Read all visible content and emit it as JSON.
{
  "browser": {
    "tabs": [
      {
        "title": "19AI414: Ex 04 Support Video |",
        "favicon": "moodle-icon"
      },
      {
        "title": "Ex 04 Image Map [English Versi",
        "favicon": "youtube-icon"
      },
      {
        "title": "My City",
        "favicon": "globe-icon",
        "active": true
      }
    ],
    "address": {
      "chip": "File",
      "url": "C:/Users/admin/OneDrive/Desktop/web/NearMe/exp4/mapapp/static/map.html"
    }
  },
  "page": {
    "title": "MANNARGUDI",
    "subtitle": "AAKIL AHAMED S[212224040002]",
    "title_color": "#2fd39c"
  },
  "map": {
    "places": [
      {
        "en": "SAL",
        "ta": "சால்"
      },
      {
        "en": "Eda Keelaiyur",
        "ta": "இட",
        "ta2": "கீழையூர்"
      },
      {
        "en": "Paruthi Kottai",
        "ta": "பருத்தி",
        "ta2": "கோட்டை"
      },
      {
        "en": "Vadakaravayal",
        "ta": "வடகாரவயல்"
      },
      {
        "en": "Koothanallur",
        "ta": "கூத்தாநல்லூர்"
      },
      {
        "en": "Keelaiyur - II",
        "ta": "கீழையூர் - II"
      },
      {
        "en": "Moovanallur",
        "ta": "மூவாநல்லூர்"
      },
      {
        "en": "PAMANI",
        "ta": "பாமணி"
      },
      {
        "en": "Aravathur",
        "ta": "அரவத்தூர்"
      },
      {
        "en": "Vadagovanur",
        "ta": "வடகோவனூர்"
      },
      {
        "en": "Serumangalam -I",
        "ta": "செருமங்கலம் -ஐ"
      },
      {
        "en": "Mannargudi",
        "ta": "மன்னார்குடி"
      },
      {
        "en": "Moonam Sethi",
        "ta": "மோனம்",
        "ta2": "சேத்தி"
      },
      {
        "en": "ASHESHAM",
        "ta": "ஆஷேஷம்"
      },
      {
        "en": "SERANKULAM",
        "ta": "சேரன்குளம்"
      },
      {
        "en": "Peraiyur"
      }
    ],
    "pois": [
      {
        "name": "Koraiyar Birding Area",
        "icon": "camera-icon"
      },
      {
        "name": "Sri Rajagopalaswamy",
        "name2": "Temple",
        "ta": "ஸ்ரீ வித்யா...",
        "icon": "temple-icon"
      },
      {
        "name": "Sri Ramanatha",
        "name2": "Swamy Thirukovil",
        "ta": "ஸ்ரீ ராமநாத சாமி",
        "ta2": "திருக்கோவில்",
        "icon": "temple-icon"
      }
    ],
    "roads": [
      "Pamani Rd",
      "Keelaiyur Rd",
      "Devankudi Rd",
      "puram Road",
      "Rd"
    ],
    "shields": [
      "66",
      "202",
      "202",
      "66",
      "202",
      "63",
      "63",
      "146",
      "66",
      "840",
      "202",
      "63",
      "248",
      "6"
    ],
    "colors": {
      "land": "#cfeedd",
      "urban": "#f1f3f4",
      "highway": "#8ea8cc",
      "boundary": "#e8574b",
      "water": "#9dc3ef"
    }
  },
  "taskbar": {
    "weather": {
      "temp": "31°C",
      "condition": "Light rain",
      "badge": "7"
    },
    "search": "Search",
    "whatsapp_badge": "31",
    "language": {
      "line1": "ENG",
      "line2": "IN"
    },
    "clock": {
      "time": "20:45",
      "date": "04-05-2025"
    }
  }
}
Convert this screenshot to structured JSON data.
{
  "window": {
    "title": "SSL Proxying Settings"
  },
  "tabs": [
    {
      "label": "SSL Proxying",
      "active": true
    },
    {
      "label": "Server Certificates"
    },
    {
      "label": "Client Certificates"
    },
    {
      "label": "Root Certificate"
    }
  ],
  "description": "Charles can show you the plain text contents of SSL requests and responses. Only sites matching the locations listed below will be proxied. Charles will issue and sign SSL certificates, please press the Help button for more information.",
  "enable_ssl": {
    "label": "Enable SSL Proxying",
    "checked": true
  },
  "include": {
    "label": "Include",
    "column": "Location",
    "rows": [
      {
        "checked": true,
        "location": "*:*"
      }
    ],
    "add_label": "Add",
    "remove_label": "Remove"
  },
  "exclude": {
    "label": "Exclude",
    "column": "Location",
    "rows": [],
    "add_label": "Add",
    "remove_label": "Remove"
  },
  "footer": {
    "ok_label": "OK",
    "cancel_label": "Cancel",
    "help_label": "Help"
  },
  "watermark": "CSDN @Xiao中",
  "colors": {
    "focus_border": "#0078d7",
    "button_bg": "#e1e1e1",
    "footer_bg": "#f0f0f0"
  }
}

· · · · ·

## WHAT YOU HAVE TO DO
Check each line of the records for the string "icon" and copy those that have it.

## RESPONSE TO THIS EXERCISE
        "favicon": "moodle-icon"
        "favicon": "youtube-icon"
        "favicon": "globe-icon",
        "icon": "camera-icon"
        "icon": "temple-icon"
        "icon": "temple-icon"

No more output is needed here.